_Exercise requirements_
The answer must consist of every line in the records below that contains the string "heading".

_Data provided_
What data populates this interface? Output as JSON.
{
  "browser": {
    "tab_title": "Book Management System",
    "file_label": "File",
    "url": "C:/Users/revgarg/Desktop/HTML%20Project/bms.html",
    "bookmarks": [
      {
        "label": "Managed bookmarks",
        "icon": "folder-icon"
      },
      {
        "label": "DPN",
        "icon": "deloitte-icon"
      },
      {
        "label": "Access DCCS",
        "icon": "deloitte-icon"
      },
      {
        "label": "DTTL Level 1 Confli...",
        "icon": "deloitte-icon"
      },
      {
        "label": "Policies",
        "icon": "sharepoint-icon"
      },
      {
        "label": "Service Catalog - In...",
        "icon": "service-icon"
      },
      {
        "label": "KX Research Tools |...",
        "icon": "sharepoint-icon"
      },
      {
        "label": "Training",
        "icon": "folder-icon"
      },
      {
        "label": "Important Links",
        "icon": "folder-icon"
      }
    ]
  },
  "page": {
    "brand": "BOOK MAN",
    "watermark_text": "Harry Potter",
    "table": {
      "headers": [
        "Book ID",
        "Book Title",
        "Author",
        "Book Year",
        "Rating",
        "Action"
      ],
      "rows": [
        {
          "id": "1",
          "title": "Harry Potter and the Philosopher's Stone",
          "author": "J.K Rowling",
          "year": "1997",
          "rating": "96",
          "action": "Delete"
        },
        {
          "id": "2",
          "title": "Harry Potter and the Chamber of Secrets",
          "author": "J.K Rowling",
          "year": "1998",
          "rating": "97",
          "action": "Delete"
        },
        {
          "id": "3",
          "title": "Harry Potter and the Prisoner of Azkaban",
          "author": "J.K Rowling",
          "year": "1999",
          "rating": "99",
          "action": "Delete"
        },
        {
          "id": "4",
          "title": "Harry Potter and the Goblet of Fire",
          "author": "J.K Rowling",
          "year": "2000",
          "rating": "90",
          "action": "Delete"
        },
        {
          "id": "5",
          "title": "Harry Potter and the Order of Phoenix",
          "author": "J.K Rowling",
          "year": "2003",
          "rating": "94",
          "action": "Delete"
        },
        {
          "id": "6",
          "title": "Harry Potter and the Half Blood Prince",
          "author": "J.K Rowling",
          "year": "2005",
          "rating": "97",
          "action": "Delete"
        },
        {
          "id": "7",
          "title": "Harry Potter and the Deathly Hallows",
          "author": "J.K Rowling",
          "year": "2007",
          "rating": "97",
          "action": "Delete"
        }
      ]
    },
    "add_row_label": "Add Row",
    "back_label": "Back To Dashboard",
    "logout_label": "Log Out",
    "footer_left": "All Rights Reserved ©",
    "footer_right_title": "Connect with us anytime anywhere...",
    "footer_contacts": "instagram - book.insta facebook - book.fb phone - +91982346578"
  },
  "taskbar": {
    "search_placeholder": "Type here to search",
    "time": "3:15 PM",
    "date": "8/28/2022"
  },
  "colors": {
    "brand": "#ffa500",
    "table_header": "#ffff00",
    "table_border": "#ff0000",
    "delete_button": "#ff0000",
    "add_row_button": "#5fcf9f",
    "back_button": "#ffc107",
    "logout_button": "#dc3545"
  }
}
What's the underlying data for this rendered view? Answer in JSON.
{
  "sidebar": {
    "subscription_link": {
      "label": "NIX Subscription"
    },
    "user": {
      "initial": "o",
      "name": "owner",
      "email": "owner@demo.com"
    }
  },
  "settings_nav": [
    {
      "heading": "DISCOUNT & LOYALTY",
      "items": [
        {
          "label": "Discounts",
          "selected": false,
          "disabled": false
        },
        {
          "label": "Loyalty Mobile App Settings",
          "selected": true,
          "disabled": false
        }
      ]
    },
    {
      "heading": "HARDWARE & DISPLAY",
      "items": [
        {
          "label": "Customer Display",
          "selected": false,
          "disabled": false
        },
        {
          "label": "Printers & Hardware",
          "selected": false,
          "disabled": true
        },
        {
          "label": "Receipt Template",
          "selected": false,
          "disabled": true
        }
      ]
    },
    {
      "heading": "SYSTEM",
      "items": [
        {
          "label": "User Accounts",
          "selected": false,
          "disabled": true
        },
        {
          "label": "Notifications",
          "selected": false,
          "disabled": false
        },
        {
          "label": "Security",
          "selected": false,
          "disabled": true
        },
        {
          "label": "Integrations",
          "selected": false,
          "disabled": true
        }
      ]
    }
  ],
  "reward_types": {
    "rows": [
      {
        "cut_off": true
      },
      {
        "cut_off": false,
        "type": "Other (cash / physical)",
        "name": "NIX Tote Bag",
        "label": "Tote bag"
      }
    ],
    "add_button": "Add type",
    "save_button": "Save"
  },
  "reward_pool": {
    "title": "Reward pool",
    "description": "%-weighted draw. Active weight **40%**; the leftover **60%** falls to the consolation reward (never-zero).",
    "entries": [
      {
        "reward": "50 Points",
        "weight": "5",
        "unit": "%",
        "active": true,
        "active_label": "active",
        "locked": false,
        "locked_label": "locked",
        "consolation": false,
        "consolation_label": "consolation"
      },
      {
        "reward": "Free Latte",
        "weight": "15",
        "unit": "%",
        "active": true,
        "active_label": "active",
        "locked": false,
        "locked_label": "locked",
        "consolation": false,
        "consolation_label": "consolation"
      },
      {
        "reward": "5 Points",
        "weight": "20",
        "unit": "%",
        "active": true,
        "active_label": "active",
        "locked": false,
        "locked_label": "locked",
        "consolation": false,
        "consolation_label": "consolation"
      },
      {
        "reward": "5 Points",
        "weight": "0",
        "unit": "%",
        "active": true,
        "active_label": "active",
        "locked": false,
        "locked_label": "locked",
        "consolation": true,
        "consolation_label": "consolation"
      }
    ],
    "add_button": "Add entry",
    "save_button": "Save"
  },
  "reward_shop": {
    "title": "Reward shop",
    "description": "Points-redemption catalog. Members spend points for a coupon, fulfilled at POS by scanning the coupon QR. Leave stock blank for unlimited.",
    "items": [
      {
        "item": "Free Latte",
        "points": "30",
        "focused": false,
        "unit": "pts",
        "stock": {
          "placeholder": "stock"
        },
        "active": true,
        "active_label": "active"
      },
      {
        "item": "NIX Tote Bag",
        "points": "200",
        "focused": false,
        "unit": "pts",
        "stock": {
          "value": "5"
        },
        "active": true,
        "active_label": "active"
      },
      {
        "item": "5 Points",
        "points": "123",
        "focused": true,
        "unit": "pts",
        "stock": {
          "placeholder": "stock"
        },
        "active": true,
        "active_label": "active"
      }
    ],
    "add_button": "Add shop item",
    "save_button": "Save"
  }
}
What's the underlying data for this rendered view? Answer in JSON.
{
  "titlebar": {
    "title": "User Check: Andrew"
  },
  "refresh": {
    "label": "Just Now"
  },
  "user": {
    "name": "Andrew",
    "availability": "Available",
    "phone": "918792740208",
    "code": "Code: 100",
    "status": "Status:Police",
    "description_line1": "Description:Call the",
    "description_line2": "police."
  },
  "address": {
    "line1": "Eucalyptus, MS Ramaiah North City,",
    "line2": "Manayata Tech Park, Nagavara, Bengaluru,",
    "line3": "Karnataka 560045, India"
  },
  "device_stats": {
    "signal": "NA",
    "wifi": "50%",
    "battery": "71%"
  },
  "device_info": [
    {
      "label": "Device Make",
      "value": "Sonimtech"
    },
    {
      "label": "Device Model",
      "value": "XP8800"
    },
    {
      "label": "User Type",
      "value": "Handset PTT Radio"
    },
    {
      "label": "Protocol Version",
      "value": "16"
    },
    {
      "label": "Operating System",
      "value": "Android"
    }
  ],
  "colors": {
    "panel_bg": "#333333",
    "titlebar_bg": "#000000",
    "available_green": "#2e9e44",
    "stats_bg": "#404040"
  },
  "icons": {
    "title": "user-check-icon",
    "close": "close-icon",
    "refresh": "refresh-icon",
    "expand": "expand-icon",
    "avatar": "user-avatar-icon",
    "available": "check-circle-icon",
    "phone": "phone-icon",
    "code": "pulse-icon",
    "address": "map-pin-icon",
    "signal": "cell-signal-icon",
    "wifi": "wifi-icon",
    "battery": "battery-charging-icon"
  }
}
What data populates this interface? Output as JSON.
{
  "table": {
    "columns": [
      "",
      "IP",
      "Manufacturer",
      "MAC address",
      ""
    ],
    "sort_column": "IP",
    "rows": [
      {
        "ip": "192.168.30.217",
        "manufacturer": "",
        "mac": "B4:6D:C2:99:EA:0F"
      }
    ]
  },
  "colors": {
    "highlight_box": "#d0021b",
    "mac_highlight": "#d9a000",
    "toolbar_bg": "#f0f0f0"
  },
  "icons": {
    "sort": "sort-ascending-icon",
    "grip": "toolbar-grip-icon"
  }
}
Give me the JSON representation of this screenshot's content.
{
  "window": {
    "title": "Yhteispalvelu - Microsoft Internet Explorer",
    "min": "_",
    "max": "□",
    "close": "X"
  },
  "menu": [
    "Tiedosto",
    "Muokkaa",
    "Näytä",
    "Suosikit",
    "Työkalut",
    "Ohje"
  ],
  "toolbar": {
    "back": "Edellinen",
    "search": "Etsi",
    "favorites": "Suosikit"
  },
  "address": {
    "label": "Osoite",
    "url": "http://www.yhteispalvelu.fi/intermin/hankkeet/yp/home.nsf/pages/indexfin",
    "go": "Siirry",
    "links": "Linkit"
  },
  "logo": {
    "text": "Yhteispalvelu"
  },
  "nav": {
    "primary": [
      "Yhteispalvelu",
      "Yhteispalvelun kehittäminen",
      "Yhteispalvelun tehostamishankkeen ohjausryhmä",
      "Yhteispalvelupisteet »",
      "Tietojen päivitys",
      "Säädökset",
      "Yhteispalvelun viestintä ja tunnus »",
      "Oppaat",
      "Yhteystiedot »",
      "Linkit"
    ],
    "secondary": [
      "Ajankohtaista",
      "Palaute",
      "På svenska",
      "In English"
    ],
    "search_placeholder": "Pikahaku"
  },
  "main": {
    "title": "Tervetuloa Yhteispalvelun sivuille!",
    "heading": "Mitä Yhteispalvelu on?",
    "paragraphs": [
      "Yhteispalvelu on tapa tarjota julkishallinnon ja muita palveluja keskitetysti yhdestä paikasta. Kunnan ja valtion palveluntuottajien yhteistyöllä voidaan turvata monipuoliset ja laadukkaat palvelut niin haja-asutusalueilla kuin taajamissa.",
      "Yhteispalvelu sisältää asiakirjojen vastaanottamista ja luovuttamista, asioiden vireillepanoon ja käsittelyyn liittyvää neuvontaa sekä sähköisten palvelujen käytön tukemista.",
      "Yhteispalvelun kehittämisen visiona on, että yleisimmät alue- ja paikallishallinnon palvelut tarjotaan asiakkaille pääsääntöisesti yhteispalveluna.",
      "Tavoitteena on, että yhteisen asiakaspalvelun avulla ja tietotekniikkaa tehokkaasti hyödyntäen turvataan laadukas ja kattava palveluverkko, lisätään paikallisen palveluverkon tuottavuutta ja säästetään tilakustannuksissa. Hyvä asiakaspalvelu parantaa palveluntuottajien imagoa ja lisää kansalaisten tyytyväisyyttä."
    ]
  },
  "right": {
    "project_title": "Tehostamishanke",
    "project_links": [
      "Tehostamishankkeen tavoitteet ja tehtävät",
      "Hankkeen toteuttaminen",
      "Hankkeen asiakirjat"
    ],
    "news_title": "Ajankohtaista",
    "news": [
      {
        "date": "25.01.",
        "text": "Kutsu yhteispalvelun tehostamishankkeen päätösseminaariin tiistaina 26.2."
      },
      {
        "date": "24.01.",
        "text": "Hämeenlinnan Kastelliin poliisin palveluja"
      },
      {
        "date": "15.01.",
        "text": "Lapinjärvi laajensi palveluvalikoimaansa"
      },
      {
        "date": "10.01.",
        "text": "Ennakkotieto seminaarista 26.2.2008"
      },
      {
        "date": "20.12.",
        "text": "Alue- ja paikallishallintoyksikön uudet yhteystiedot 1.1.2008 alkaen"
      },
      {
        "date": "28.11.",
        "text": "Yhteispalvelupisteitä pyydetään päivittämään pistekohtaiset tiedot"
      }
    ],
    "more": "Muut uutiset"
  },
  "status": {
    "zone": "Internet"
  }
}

_Answer box_
      "heading": "DISCOUNT & LOYALTY",
      "heading": "HARDWARE & DISPLAY",
      "heading": "SYSTEM",
    "heading": "Mitä Yhteispalvelu on?",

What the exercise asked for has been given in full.